INSTRUCTIONS FOR THE TASK:
Isolate every line in the data with the string "view" and copy it.

___ EXERCISE DATA ___

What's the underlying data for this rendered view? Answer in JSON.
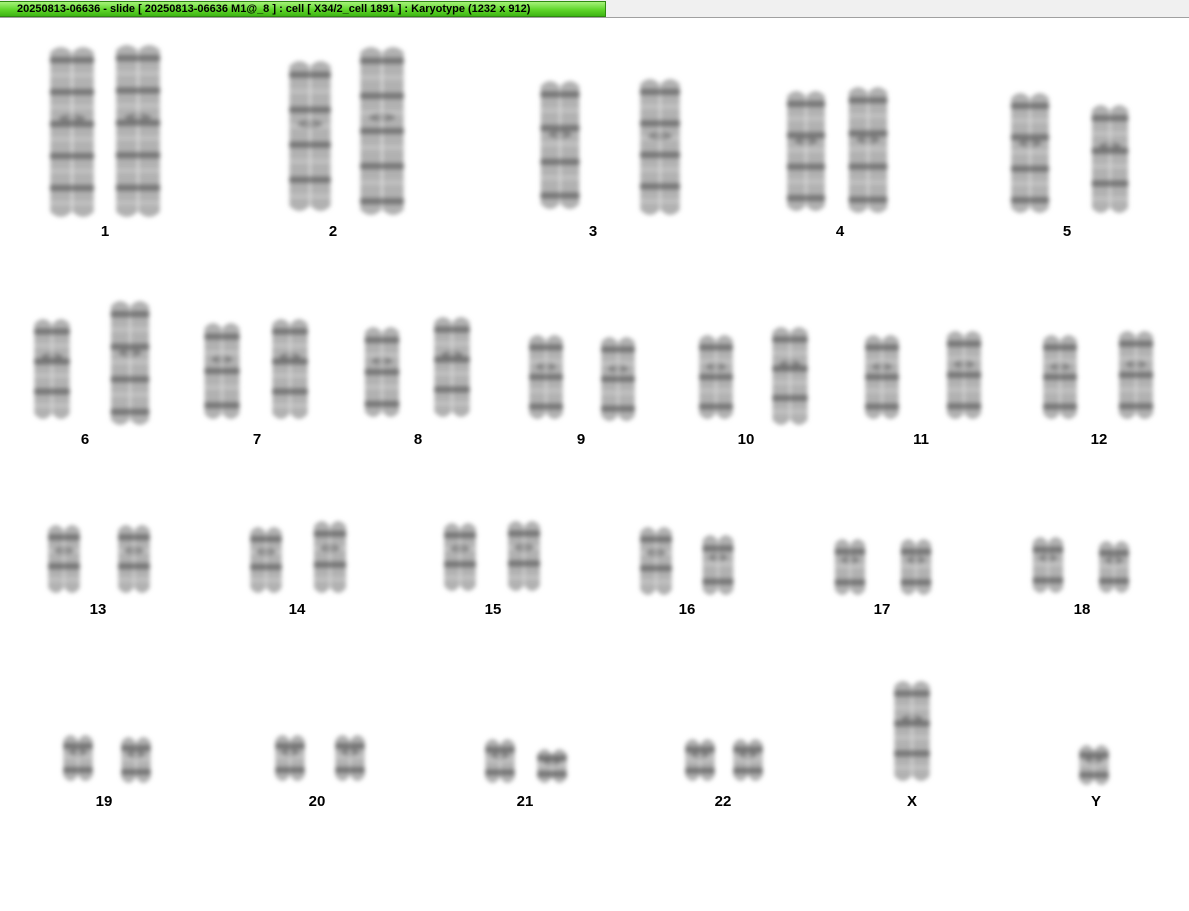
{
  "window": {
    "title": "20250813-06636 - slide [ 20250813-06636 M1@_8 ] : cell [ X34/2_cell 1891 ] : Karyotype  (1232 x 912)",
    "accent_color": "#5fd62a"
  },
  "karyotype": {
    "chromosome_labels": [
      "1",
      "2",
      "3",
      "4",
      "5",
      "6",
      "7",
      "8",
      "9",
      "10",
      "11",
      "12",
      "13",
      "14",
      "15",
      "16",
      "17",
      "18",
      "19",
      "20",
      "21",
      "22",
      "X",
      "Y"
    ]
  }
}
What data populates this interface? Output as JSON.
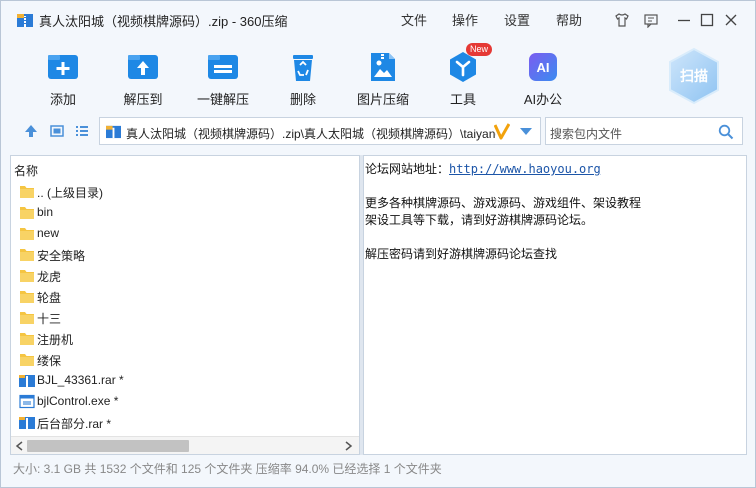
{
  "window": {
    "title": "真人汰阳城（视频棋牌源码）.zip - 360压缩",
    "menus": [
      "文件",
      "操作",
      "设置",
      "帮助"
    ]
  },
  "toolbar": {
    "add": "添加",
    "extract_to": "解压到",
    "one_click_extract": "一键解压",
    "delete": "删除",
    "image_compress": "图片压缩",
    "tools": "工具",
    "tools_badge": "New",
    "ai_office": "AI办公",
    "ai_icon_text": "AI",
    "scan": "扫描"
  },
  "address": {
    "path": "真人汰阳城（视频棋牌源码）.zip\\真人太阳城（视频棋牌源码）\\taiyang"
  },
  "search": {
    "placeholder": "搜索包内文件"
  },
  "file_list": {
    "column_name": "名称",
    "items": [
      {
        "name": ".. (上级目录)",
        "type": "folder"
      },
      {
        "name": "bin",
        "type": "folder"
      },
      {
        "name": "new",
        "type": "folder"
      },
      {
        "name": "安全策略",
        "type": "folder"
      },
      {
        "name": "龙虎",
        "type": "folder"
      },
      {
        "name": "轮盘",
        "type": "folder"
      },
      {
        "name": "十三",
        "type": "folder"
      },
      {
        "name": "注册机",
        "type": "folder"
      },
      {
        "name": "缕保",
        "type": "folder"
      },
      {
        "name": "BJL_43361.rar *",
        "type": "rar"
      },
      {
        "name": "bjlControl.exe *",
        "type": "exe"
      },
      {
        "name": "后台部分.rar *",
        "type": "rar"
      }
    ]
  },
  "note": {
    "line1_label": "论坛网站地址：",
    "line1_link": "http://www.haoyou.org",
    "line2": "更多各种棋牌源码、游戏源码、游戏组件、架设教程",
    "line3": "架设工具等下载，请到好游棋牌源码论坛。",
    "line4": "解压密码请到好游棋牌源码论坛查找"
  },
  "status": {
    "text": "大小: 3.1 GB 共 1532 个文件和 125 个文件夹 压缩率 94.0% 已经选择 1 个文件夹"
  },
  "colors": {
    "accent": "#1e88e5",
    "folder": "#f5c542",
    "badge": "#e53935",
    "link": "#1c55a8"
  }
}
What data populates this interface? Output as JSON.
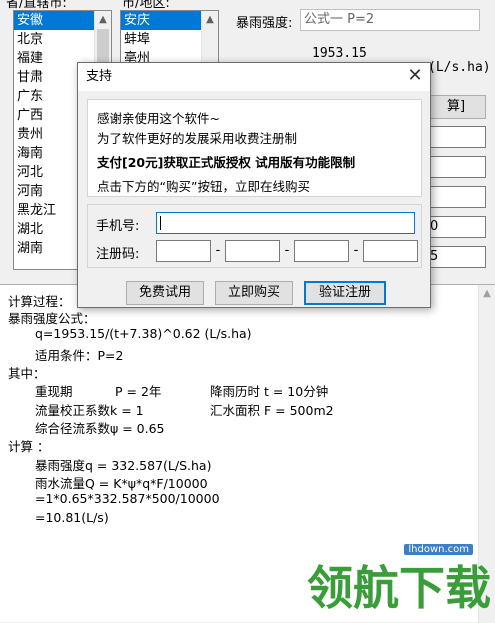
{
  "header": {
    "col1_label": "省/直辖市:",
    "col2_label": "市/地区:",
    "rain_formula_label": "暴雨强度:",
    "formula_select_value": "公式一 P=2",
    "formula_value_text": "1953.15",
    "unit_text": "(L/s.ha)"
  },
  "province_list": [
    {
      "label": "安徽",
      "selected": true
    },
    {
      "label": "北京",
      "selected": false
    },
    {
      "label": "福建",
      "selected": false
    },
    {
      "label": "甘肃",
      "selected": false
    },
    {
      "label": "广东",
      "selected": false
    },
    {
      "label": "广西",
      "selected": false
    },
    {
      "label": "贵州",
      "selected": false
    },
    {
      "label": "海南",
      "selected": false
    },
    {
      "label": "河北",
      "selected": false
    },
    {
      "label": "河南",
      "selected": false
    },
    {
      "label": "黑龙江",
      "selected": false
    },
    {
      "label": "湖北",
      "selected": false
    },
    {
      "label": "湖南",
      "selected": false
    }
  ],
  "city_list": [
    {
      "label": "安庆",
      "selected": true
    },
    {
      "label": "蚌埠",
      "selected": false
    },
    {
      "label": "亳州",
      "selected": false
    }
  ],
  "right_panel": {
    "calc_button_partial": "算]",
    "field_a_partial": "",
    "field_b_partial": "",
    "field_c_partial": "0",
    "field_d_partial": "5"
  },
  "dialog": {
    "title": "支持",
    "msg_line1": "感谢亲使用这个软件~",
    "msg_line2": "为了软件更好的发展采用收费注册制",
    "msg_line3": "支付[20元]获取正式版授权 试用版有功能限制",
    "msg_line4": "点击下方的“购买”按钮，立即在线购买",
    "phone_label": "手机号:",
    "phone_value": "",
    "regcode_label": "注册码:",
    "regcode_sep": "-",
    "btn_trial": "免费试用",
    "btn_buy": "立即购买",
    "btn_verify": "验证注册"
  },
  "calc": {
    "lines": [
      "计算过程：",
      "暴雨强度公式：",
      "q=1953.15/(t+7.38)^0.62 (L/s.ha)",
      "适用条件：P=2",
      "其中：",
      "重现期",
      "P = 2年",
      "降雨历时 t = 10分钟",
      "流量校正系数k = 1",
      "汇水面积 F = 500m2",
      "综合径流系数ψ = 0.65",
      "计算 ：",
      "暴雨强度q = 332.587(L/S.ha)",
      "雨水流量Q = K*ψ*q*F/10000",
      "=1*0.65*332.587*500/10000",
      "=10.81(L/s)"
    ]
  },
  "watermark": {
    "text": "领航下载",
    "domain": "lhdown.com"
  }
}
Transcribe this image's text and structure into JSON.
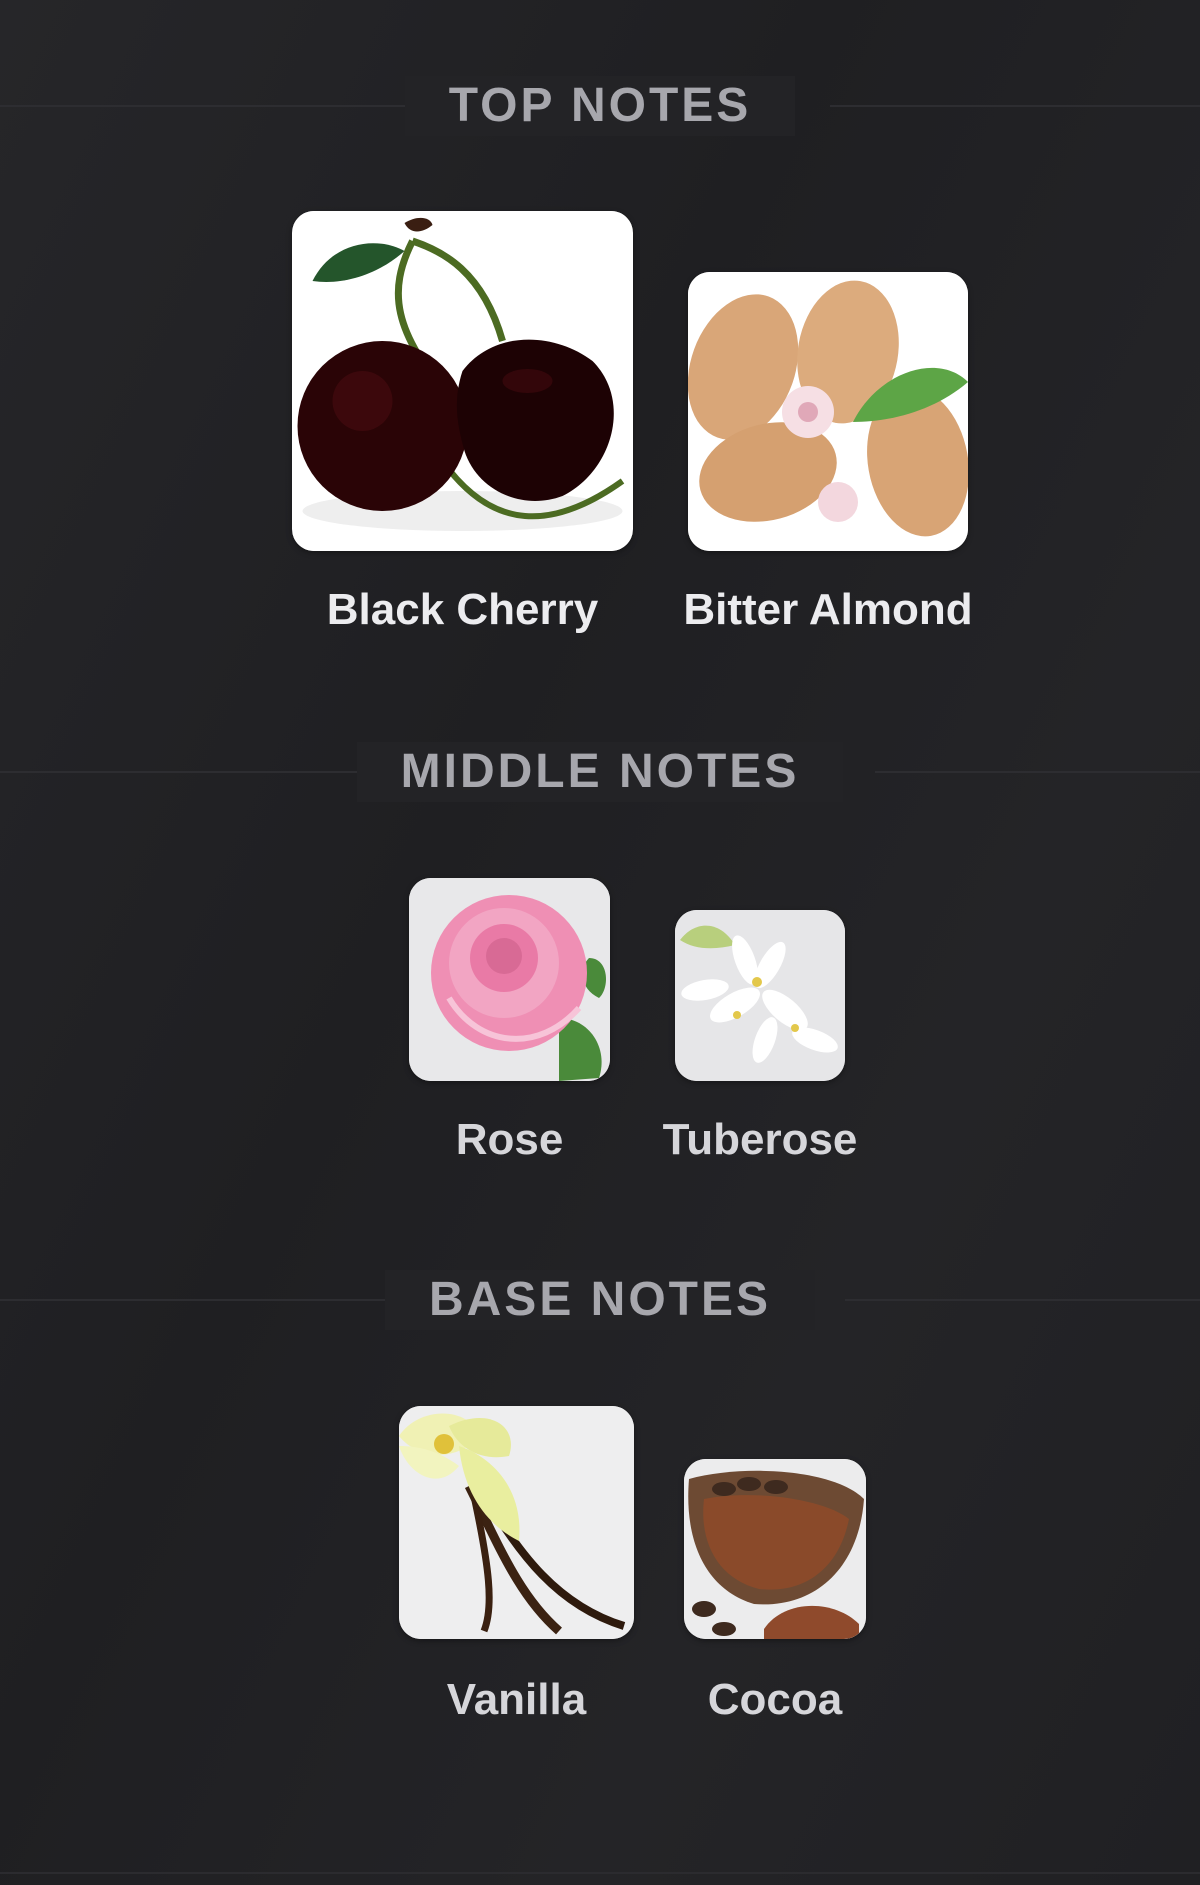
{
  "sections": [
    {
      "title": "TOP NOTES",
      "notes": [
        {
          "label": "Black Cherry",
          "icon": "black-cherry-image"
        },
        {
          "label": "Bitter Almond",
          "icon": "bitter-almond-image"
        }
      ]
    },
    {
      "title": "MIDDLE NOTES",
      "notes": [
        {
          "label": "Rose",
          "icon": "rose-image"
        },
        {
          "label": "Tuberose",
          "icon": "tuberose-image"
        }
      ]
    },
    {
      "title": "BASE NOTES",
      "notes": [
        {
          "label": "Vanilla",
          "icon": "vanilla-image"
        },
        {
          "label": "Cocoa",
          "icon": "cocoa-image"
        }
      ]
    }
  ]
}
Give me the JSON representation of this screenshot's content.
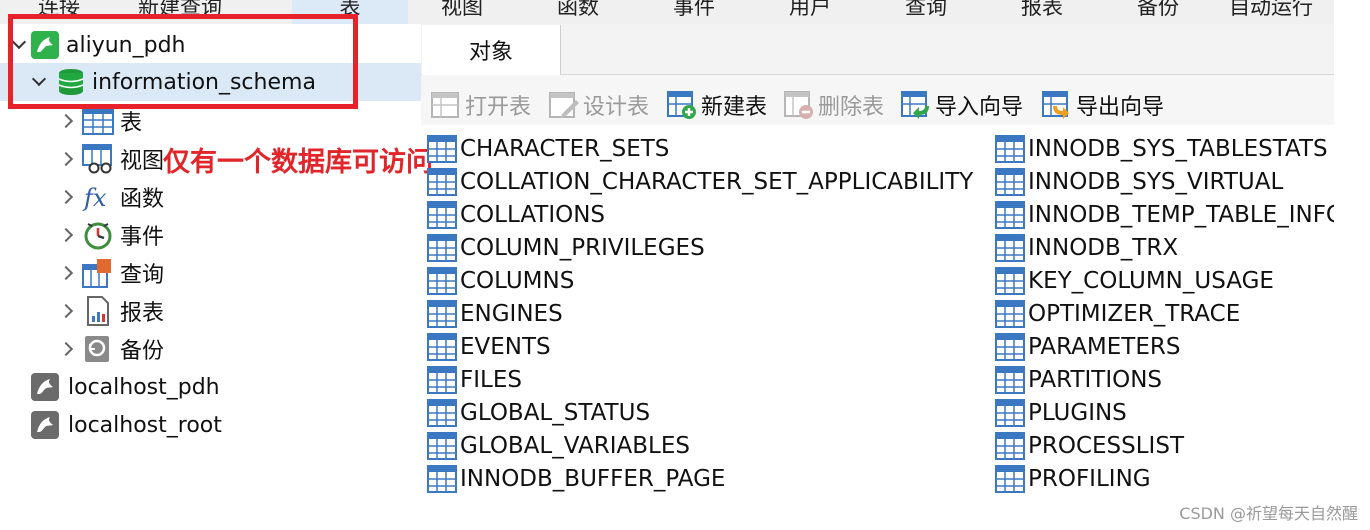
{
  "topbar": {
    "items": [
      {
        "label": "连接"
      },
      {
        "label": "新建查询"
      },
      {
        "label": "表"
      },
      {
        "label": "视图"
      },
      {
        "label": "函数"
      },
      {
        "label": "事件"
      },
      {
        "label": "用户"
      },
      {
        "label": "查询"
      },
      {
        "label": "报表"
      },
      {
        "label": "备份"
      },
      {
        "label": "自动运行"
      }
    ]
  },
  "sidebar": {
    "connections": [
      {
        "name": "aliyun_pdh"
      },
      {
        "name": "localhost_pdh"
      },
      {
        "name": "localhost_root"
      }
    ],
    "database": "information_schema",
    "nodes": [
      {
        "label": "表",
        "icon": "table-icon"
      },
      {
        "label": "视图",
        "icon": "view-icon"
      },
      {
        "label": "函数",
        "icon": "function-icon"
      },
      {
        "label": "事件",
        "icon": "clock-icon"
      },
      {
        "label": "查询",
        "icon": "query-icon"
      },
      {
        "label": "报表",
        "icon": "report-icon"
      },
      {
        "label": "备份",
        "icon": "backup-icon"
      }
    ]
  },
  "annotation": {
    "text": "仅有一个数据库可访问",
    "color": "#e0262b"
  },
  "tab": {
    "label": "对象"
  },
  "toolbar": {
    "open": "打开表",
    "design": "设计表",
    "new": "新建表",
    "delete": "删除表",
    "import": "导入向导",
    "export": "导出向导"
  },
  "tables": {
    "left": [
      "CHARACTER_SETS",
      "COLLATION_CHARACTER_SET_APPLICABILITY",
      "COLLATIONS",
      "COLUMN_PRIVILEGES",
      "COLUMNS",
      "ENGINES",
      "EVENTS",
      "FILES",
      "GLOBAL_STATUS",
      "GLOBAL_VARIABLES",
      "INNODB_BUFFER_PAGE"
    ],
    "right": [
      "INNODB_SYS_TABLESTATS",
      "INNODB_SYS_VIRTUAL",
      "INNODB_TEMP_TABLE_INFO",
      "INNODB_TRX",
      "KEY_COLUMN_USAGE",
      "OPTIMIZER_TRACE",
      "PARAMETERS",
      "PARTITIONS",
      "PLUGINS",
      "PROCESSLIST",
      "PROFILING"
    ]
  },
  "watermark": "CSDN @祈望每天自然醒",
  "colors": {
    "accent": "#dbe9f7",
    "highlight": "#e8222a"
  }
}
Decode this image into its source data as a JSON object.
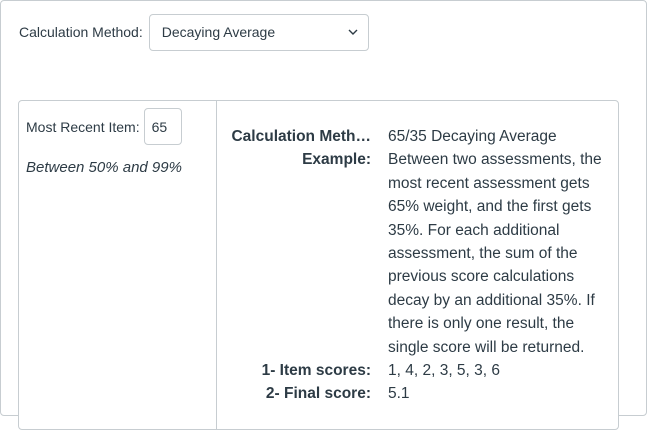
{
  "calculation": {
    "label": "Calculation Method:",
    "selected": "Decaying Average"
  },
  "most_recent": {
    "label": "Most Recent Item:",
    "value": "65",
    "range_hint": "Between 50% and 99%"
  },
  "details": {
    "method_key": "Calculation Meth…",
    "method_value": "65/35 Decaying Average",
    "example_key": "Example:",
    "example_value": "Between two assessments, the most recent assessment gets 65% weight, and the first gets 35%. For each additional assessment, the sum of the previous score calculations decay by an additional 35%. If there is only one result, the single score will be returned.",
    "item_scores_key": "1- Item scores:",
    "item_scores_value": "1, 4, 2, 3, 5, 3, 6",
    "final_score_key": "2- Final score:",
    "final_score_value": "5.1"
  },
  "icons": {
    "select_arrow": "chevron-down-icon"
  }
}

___

ANSWER FOR THIS EXERCISE:
What's the underlying data for this rendered view? Answer in JSON.
        "icon": "view-icon"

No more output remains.